To date there appears to have been no actions yet taken by the armed groups in Douma.

 Towards influential and visible actions

But what makes the case of these 4 activists different from the other plus 85,000   Syria’s forcibly disappeared ? “The 4 kidnapped HRDs were taken from a liberated area where they were safe in theory. They were kidnapped at the same time by a group of masked men chanting God is Great. They are different also in the prime role they have played in the revolution as leaders of the peaceful movement”, addedAl-Achi of Douma4 campaign and a “revolution comrade” of the kidnapped four with whom he has been, although from afar, working closely for 3 years.

Years before the revolution, Razan, Samira, Wael and Nazem have pioneered a struggle against dictatorship. Samira was imprisoned by the regime of Hafez al-Assad  from 1987 to 1991 because of her political activism. Razan started her distinguished   human rights activism since 2001 when she joined a team of lawyers defending political prisoners. She later co-founded the Human Rights Association in Syria which along with other activities led to imposing a travel ban on her in 2002. Since then, Razan remained resolute in her dedicated fight for a free and just Syria; she worked relentlessly to uphold human rights values, to document tyranny’s violations, to defend political prisoners from all partisan and religious affiliations, and to practice solidarity with the families of the prisoners and their causes.

 “[…] it is possible for students in other countries to establish a form of solidarity with our imprisoned students, and for international human rights organizations, which settled for merely issuing statements when the students were detained, to follow up on their cases on a regular basis. And for the websites that publish portraits of Syrian prisoners of conscience to add the portraits of the detained students so that they are always present with us, [...] it is, however, important to say that signing petitions is merely the first step, certainly not the last one, in any campaign aiming to achieve its goals.”      

Razan Zaitouneh   wrote these words in 2006 when Syria was still called the ‘ Kingdom of Silence ’; a republic that resembled an absolute monarchy and in which only few brave people were vocal.

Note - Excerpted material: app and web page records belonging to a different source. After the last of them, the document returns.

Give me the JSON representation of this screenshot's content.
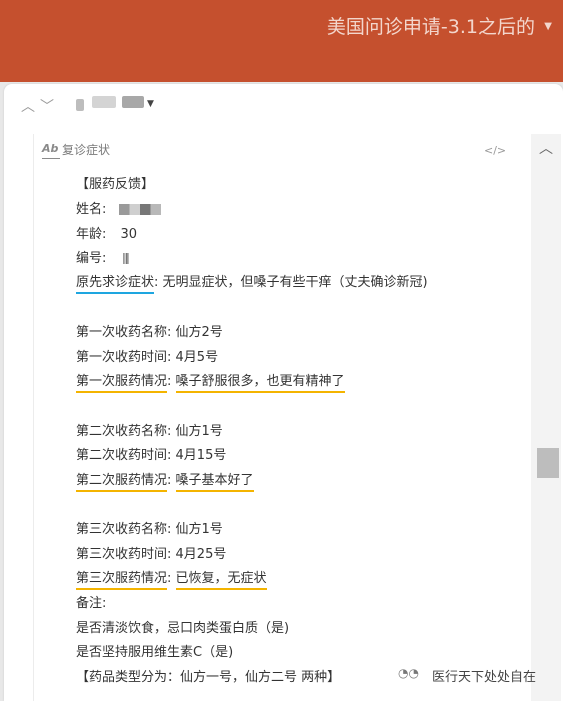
{
  "window": {
    "title": "美国问诊申请-3.1之后的"
  },
  "note": {
    "header_label": "复诊症状",
    "lines": {
      "feedback_title": "【服药反馈】",
      "name_label": "姓名:",
      "age_label": "年龄:",
      "age_value": "30",
      "id_label": "编号:",
      "symptom_label": "原先求诊症状",
      "symptom_value": ": 无明显症状，但嗓子有些干痒（丈夫确诊新冠)",
      "r1_name_label": "第一次收药名称:",
      "r1_name_value": "仙方2号",
      "r1_time_label": "第一次收药时间:",
      "r1_time_value": "4月5号",
      "r1_status_label": "第一次服药情况",
      "r1_status_value": "嗓子舒服很多，也更有精神了",
      "r2_name_label": "第二次收药名称:",
      "r2_name_value": "仙方1号",
      "r2_time_label": "第二次收药时间:",
      "r2_time_value": "4月15号",
      "r2_status_label": "第二次服药情况",
      "r2_status_value": "嗓子基本好了",
      "r3_name_label": "第三次收药名称:",
      "r3_name_value": "仙方1号",
      "r3_time_label": "第三次收药时间:",
      "r3_time_value": "4月25号",
      "r3_status_label": "第三次服药情况",
      "r3_status_value": "已恢复，无症状",
      "remarks_label": "备注:",
      "diet_question": "是否清淡饮食，忌口肉类蛋白质（是)",
      "vitc_question": "是否坚持服用维生素C（是)",
      "types_line": "【药品类型分为：仙方一号，仙方二号 两种】"
    }
  },
  "watermark": {
    "text": "医行天下处处自在"
  },
  "colors": {
    "topbar": "#c5502e",
    "underline_blue": "#1ea6e0",
    "underline_yellow": "#f4b400"
  }
}
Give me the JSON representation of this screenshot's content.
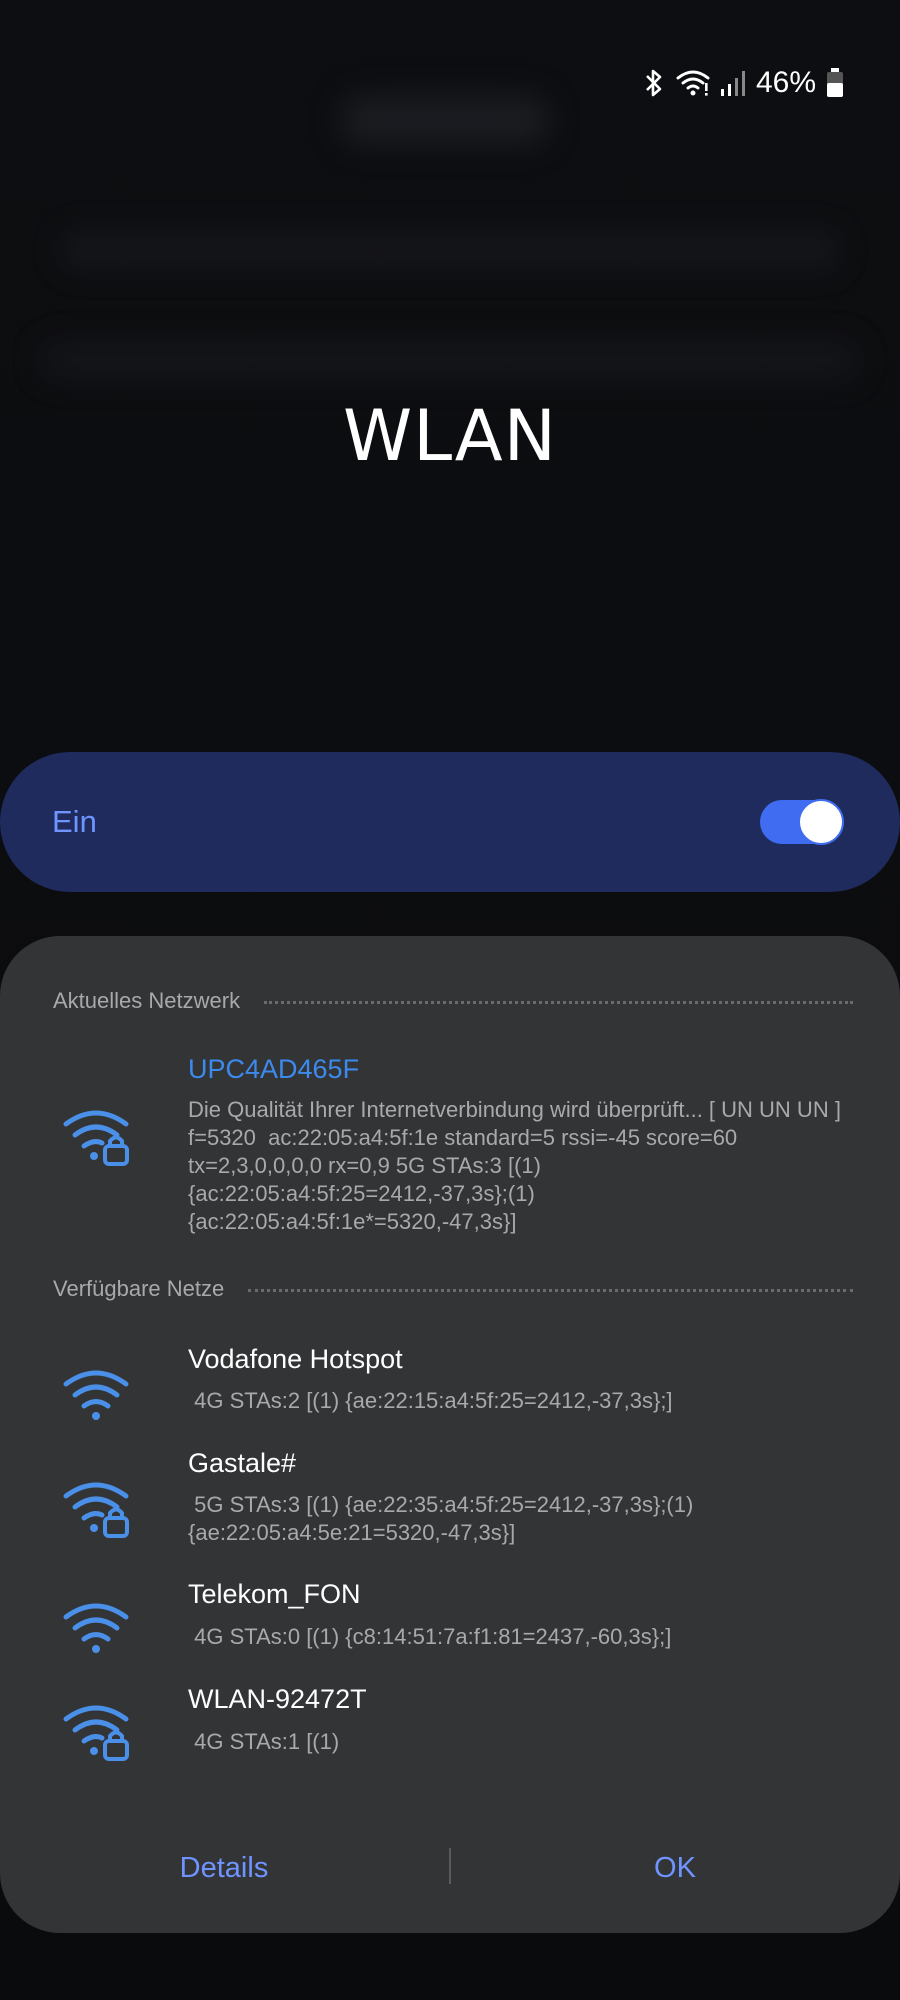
{
  "status_bar": {
    "battery_percent": "46%",
    "icons": [
      "bluetooth-icon",
      "wifi-status-icon",
      "cell-signal-icon",
      "battery-icon"
    ]
  },
  "title": "WLAN",
  "toggle": {
    "label": "Ein",
    "on": true
  },
  "sections": {
    "current": "Aktuelles Netzwerk",
    "available": "Verfügbare Netze"
  },
  "current_network": {
    "name": "UPC4AD465F",
    "detail": "Die Qualität Ihrer Internetverbindung wird überprüft... [ UN UN UN ]  f=5320  ac:22:05:a4:5f:1e standard=5 rssi=-45 score=60 tx=2,3,0,0,0,0 rx=0,9 5G STAs:3 [(1) {ac:22:05:a4:5f:25=2412,-37,3s};(1) {ac:22:05:a4:5f:1e*=5320,-47,3s}]",
    "secured": true
  },
  "available_networks": [
    {
      "name": "Vodafone Hotspot",
      "detail": " 4G STAs:2 [(1) {ae:22:15:a4:5f:25=2412,-37,3s};]",
      "secured": false
    },
    {
      "name": "Gastale#",
      "detail": " 5G STAs:3 [(1) {ae:22:35:a4:5f:25=2412,-37,3s};(1) {ae:22:05:a4:5e:21=5320,-47,3s}]",
      "secured": true
    },
    {
      "name": "Telekom_FON",
      "detail": " 4G STAs:0 [(1) {c8:14:51:7a:f1:81=2437,-60,3s};]",
      "secured": false
    },
    {
      "name": "WLAN-92472T",
      "detail": " 4G STAs:1 [(1)",
      "secured": true
    }
  ],
  "buttons": {
    "details": "Details",
    "ok": "OK"
  },
  "colors": {
    "accent": "#6f94ff",
    "current_network": "#3d8aef",
    "toggle_bg": "#1f2b5c",
    "dialog_bg": "#333436",
    "wifi_icon": "#4a90e8"
  }
}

Today we see the portraits of Razan, Samira, Wael and Nazim everywhere, many articles have been written about them and many human rights organizations have issued statements demanding their immediate release, of which Douma4 is the most prominent campaign. But is that all we can do?

1.-Freedom-for-douma4_medium

hoto: The Syrian People Know their Way collective

On November 27th, 2014,  Free Douma4  launched a second phase of their campaign on the occasion of awarding Razan, Samira, Wael and Nazem   the International Petra Kelly Prize . The second phase includes political statements and articles in several languages, graffiti campaigns around the world, videos, solidarity demonstrations, and other activities to show solidarity. Fifty-four organizations signed a joint statement on December 9th, 2014 reiterating the demand for an immediate release of the 4 activists.

The campaign is open for everyone, everywhere to show solidarity not only with the cause of the kidnapped 4 but with the struggle of Syrian people against tyrannies on all fronts.

I believe the cause of the Douma4 should be an international one, for the kidnapped four symbolize our mutli-layered struggle for freedom, justice and dignity. Our partners in this struggle are civil society actors around the world, libertarian social organizations, respectable intellectuals and all those who stand in solidarity with the struggle of the Syrian people", Yassin al Haj Saleh, the distinguished Syrian intellectual and political dissident, and Samira’s husband told NPA. 

On higher-level and directly influential actions, Al-Achi of the Douma4 campaign added that “More pressure should be applied by world powers on their Gulf allies to oblige the Army of Islam to open up its known and hidden prisons for investigation and to accept an independent investigation into the matter. Human Rights organizations should continue to lobby for their release and exercise maximum pressure to endure their safety and security”.

24.01.2015 | Zeina Bali